Historical Tales and Anecdotes of the Time of the Early Khalifahs/The Reign of Sulaiman-ibn-'Abd-el-Malik


AMONG his other good deeds, it is related that a man came before him and cried, "O Commander of the Faithful! I adjure thee by AUdh, and the Izh^n (notification)!" "As to *I adjure thee by A113.h!'" said Sulaimin, "verily we understand that, but what dost thou mean by the IzhAn (notification)?" The man replied, " These are the words of the Most High : ' The Muazh-zhin (crier) will proclaim amongst them that the curse of God is upon oppressors/"* "What is thy wrong?" asked Sulaimdn. The man answered, " Thy vicegerent So-and-so has taken Such- and-such a village away from me by force."

Then Sulaimin descended from his throne, and turned back the carpet, and laying his cheek upon the ground, said, " By AUih ! I will not lift up my

  • El-Kurin, Siir. vii., V. 42. The Muazh-zhin, or " crier, is

supposed by some to allude to the angel Isrlfvl.


cheek from the earth until he has been written to and

ordered to restore the village." So the scribes wrote,

and he remained with his cheek laid upon the ground

that he might hear the words of the Lord who created

him and surrounded him with good things, fearing the

curse of God, and banishment from His presence.

. It is said that he released from the prison of

el-Hajj^j three hundred thousand souls, between men

and women* But he honoured the family of el-

Hajjclj. And he chose for his wazir and councillor

'Omar, the son of his uncle *Abd-el-Aziz.

Ibn-Khalikin in his biography states that Sulai-

man*s appetite was enormous : he ate about a

hundred Syrian rails every day.+

Muhammad-ibn-Sirin J says that Sulaimcln opened

  • The figures here given seem truly incredible. But it is also

computed by Arabian historians, that el-Hajjij killed a hundred and twenty thousand men, besides those who fell in war ; and suffered fifty thousand men and thirty thousand women to perish in prison.

f I believe the Syrian r^//here mentioned was the same as the present Egyptian rati. The latter weighs from i lb. 2 oz. 51 dwt. to about I lb. 2 oz. 8 dwt. Troy.

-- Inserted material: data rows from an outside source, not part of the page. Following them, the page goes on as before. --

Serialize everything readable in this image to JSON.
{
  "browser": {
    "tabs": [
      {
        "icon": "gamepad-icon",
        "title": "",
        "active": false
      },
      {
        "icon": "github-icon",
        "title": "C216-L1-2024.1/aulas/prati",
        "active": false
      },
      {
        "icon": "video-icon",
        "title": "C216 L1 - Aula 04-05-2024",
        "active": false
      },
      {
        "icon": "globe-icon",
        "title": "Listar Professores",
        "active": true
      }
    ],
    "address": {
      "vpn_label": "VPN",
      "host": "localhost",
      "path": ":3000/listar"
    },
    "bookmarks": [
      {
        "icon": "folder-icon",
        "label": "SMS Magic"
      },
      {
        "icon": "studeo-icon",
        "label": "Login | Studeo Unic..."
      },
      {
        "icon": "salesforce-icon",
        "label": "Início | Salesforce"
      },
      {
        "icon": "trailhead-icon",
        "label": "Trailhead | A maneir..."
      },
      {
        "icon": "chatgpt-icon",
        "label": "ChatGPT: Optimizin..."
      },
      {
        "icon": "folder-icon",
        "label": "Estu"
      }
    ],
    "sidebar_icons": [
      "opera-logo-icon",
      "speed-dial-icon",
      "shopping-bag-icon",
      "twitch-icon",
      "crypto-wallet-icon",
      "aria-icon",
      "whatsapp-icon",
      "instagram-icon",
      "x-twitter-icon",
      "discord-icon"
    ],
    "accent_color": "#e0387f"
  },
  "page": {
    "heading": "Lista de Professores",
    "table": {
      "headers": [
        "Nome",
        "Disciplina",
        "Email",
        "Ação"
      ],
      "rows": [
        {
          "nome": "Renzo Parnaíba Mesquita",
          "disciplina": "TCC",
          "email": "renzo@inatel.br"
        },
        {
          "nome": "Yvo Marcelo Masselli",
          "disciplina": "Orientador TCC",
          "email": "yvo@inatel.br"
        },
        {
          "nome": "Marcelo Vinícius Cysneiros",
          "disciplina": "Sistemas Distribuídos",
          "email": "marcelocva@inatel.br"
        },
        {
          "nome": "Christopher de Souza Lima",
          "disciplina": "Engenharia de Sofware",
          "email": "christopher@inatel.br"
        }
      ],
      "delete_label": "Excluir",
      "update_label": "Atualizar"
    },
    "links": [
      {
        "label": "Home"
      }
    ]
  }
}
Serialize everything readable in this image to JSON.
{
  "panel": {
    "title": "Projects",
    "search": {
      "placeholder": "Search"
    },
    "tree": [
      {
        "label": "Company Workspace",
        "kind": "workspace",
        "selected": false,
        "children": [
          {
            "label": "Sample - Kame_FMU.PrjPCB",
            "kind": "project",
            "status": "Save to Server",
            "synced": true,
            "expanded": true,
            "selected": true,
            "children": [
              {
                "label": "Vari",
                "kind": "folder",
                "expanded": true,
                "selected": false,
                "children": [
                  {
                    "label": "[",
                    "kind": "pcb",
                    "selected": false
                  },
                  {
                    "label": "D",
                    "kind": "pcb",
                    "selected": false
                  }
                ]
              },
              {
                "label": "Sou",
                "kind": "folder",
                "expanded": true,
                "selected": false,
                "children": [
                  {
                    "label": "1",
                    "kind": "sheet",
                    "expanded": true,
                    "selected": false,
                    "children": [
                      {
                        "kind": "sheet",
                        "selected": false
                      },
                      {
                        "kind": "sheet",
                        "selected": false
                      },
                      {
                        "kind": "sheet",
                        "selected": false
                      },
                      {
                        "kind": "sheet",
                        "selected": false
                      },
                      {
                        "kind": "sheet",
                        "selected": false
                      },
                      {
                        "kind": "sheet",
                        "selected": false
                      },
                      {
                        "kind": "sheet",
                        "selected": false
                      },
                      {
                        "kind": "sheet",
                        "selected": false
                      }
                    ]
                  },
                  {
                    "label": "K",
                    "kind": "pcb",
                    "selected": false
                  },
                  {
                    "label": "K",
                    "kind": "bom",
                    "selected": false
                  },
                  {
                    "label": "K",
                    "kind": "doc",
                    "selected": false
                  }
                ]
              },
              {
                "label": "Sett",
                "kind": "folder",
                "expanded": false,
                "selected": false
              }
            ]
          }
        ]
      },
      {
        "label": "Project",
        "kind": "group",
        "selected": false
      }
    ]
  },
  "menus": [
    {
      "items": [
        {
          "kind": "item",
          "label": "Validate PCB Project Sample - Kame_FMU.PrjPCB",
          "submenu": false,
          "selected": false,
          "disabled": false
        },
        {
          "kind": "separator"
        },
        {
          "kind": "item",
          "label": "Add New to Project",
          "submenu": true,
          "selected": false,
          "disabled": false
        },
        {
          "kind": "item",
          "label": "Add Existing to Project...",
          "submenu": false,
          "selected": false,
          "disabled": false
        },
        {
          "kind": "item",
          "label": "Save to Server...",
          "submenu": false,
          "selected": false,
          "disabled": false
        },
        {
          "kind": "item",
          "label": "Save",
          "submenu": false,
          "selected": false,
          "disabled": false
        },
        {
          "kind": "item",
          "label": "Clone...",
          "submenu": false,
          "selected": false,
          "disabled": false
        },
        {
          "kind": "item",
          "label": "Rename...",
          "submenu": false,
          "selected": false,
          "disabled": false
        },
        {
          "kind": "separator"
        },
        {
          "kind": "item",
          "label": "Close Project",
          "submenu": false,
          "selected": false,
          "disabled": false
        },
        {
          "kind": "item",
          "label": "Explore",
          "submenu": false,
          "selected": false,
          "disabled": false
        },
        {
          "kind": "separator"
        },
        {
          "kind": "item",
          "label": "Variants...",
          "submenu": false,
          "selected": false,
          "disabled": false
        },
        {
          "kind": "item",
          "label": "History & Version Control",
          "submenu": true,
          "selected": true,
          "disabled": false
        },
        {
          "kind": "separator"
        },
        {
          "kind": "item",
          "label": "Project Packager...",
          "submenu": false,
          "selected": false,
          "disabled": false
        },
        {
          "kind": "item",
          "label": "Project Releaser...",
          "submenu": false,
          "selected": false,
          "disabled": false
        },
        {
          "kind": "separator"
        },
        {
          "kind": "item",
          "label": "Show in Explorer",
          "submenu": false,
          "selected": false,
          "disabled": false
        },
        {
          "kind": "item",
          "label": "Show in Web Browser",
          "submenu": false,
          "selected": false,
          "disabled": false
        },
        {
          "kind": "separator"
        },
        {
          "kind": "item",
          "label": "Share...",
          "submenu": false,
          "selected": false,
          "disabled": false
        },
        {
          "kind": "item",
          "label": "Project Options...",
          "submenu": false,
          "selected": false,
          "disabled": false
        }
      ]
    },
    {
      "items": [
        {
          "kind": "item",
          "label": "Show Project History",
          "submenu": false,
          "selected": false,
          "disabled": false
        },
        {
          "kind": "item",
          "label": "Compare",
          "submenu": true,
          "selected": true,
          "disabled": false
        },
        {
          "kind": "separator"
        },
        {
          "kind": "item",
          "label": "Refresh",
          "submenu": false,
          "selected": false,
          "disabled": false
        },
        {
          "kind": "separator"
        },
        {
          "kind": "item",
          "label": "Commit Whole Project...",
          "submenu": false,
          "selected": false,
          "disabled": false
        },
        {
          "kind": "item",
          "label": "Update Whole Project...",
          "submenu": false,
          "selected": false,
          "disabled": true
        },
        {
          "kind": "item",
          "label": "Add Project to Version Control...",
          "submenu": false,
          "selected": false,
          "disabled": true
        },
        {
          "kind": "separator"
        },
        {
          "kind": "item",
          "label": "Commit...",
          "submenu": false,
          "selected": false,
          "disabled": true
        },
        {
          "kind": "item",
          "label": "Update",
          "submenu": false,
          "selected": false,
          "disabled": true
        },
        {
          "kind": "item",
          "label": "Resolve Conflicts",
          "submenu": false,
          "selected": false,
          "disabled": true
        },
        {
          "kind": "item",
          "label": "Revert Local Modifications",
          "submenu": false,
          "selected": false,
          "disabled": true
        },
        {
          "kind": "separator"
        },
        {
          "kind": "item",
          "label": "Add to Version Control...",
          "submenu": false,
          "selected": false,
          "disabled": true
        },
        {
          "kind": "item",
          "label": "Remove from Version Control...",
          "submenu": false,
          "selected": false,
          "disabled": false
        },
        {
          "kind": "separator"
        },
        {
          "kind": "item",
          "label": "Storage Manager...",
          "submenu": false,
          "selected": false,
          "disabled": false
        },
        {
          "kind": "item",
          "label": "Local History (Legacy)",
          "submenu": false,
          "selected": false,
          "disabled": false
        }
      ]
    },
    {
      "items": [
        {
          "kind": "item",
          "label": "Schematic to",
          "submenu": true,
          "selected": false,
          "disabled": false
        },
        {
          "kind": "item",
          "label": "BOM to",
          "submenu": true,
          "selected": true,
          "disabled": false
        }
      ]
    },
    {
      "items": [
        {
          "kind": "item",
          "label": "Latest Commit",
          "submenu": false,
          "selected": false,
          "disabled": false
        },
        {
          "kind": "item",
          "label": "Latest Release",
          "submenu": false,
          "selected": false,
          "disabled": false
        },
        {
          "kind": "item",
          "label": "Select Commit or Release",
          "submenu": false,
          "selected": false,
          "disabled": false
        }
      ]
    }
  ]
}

X Abu-Bekr-Muhammad-ibn-Sirin was a native of el-Bdsrah. His father was an enfranchised slave, and he himself was one of the jurisconsults by whose opinion the people of el-Bdsrah were guided. He was famed for his piety, and his knowledge of the Traditions. He was born a.h. 33, and died a.h. iio (a.D. 729).

his reign with well-doing, and sealed it with well- doing. He opened it well by establishing the earliest hour for prayer, and he sealed it well by appointing

  • Omar-ibn-'Abd-el-Aztz as his successor.

Sulaimin-ibn-'Abd-el-Mdlik-ibn-Marwin succeeded his brother el-WalM A.H. 96. He died at Marj-Dabek, in the district ot Kinnafrtn, A.H. 99 (a.d. 718). He possessed quick parts and surprising eloquence, and endeared himself to his sub- jects by his mild and merciful disposition. They sumamed him Miftdh-el'Khairy The Key of Goodness, on account of his clemency and the multitude of prisoners whom he released.